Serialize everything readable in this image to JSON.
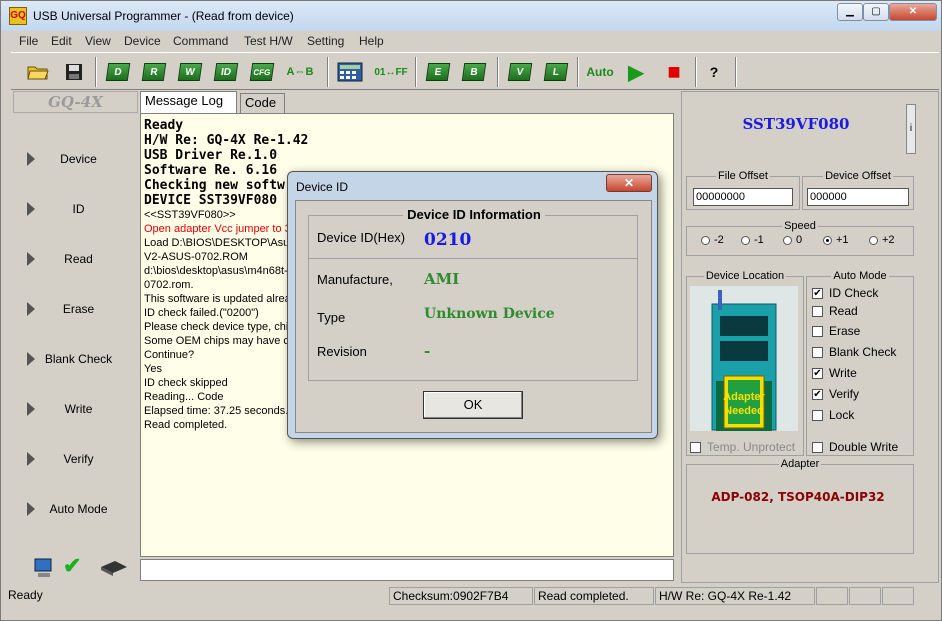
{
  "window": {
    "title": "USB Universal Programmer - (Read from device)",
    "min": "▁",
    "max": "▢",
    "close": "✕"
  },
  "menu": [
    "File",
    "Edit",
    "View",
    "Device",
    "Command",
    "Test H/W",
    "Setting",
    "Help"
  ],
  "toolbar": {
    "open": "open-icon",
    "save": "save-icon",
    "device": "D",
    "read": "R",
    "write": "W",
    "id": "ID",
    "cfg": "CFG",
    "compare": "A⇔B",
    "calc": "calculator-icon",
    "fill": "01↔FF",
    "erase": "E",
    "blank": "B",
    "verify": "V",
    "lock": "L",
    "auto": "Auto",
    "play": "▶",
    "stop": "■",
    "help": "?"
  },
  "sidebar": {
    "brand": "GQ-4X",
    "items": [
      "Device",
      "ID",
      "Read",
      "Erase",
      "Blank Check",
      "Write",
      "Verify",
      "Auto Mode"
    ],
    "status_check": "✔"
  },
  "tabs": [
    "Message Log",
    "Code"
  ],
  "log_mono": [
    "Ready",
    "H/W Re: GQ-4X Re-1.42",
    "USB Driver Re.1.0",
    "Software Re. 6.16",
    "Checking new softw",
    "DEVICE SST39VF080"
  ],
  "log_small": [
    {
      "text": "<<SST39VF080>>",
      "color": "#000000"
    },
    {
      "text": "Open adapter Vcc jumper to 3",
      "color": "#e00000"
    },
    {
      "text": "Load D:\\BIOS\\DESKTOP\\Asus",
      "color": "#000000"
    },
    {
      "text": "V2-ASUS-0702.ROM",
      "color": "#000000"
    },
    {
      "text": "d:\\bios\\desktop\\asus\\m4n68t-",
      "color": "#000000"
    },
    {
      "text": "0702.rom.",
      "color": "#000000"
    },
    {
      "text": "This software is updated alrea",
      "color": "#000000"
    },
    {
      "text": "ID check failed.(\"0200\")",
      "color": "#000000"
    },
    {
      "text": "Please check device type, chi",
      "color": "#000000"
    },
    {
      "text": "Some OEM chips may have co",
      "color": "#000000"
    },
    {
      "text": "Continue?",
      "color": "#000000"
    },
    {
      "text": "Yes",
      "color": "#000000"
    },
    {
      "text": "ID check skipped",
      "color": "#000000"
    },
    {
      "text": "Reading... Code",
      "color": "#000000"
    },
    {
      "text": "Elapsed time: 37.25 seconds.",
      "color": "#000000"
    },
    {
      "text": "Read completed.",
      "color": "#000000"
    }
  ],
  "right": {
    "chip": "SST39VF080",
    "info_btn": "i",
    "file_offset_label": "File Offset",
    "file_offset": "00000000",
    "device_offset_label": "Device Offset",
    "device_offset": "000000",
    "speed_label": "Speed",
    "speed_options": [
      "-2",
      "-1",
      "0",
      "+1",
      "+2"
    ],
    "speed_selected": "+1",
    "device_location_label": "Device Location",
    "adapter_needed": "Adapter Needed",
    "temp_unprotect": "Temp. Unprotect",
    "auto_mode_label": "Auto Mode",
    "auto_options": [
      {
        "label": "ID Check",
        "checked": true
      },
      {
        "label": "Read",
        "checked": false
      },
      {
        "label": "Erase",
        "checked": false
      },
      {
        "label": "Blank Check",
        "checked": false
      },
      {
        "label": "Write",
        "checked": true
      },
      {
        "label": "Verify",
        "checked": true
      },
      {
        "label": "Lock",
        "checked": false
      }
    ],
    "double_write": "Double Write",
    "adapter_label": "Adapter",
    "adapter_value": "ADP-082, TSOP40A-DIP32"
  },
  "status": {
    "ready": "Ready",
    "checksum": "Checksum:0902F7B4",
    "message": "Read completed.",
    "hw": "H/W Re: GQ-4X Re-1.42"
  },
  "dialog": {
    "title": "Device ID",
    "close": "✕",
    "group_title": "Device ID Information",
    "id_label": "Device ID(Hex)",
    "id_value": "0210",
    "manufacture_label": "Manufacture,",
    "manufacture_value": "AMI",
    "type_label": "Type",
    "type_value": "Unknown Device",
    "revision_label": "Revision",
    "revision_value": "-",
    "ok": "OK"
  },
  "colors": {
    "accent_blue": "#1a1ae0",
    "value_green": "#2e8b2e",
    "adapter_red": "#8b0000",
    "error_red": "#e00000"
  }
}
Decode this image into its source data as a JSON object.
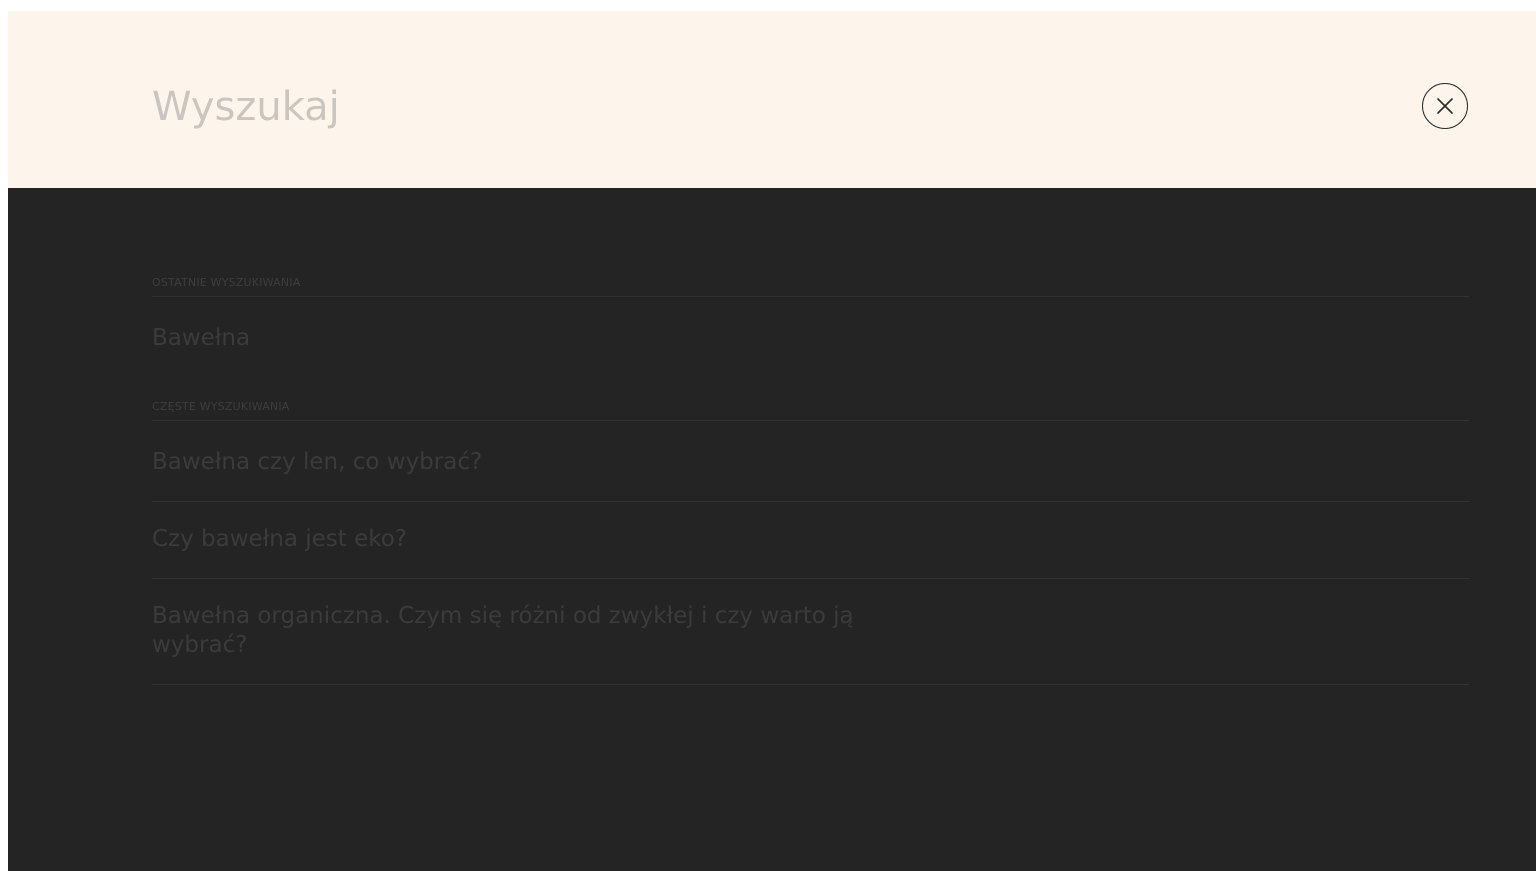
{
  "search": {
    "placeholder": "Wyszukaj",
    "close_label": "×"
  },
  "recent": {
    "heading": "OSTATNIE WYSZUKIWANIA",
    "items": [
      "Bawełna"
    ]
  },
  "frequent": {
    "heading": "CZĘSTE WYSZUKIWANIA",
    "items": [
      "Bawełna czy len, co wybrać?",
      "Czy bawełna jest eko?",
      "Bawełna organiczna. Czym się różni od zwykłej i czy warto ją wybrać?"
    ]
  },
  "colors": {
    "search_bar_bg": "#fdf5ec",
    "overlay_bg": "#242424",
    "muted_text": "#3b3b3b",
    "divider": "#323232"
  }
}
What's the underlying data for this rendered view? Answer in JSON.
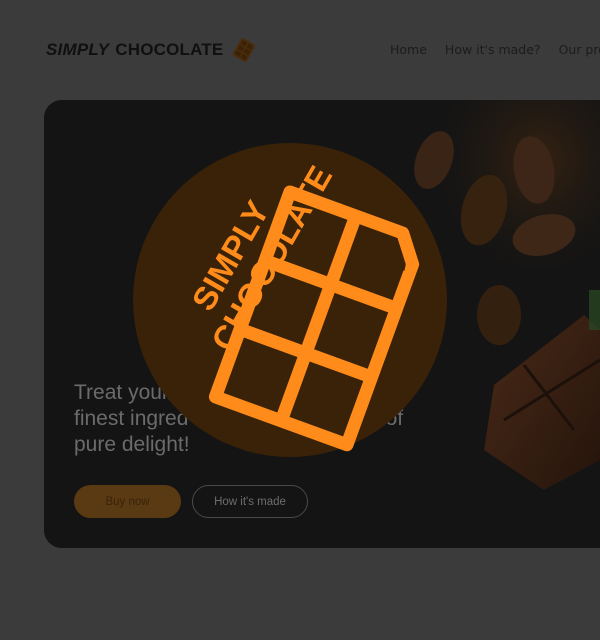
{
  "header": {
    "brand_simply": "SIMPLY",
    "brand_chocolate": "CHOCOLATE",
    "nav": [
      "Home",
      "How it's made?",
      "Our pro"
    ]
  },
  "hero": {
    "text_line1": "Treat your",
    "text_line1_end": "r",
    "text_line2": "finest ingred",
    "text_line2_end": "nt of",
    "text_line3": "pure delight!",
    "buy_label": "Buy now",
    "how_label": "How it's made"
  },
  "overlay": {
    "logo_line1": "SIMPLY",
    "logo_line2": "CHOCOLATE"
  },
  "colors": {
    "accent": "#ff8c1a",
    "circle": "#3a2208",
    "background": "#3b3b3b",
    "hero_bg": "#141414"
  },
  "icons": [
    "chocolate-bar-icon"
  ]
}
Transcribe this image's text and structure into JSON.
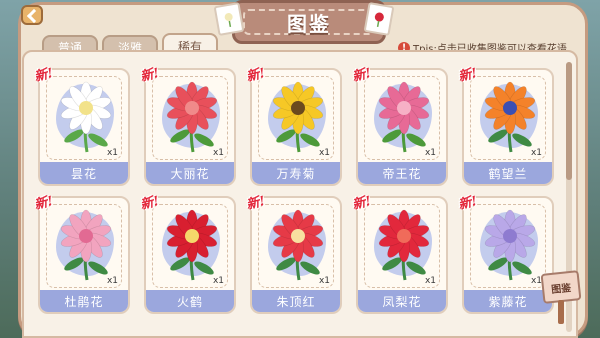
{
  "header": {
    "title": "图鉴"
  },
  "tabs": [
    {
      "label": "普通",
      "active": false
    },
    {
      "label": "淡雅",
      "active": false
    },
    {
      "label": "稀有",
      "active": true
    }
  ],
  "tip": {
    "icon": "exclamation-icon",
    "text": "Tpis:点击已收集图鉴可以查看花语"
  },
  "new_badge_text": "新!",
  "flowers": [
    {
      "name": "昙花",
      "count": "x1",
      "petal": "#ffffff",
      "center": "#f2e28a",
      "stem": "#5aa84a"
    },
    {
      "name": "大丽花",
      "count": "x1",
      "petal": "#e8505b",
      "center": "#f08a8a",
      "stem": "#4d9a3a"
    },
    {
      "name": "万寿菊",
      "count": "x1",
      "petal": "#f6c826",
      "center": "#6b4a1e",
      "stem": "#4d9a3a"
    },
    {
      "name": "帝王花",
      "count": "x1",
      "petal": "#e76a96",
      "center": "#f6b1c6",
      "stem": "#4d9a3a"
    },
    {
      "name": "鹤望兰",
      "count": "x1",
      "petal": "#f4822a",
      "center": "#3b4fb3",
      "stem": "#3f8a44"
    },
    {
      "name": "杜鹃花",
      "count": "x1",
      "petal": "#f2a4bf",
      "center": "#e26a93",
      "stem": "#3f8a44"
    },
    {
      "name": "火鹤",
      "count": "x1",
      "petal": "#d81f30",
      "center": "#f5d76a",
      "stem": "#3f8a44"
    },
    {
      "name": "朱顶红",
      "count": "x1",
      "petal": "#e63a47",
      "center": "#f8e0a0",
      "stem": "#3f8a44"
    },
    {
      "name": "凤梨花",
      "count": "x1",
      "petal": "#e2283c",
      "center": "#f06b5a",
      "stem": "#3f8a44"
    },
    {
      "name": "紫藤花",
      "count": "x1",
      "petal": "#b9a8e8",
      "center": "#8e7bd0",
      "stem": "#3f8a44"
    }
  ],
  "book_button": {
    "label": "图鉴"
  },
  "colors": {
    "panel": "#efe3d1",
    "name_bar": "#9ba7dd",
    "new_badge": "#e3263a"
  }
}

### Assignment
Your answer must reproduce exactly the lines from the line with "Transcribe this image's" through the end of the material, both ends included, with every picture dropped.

### Reply to the exercise
Transcribe this image's text and structure into JSON.
{
  "header": {
    "title": "图鉴"
  },
  "tabs": [
    {
      "label": "普通",
      "active": false
    },
    {
      "label": "淡雅",
      "active": false
    },
    {
      "label": "稀有",
      "active": true
    }
  ],
  "tip": {
    "icon": "exclamation-icon",
    "text": "Tpis:点击已收集图鉴可以查看花语"
  },
  "new_badge_text": "新!",
  "flowers": [
    {
      "name": "昙花",
      "count": "x1",
      "petal": "#ffffff",
      "center": "#f2e28a",
      "stem": "#5aa84a"
    },
    {
      "name": "大丽花",
      "count": "x1",
      "petal": "#e8505b",
      "center": "#f08a8a",
      "stem": "#4d9a3a"
    },
    {
      "name": "万寿菊",
      "count": "x1",
      "petal": "#f6c826",
      "center": "#6b4a1e",
      "stem": "#4d9a3a"
    },
    {
      "name": "帝王花",
      "count": "x1",
      "petal": "#e76a96",
      "center": "#f6b1c6",
      "stem": "#4d9a3a"
    },
    {
      "name": "鹤望兰",
      "count": "x1",
      "petal": "#f4822a",
      "center": "#3b4fb3",
      "stem": "#3f8a44"
    },
    {
      "name": "杜鹃花",
      "count": "x1",
      "petal": "#f2a4bf",
      "center": "#e26a93",
      "stem": "#3f8a44"
    },
    {
      "name": "火鹤",
      "count": "x1",
      "petal": "#d81f30",
      "center": "#f5d76a",
      "stem": "#3f8a44"
    },
    {
      "name": "朱顶红",
      "count": "x1",
      "petal": "#e63a47",
      "center": "#f8e0a0",
      "stem": "#3f8a44"
    },
    {
      "name": "凤梨花",
      "count": "x1",
      "petal": "#e2283c",
      "center": "#f06b5a",
      "stem": "#3f8a44"
    },
    {
      "name": "紫藤花",
      "count": "x1",
      "petal": "#b9a8e8",
      "center": "#8e7bd0",
      "stem": "#3f8a44"
    }
  ],
  "book_button": {
    "label": "图鉴"
  },
  "colors": {
    "panel": "#efe3d1",
    "name_bar": "#9ba7dd",
    "new_badge": "#e3263a"
  }
}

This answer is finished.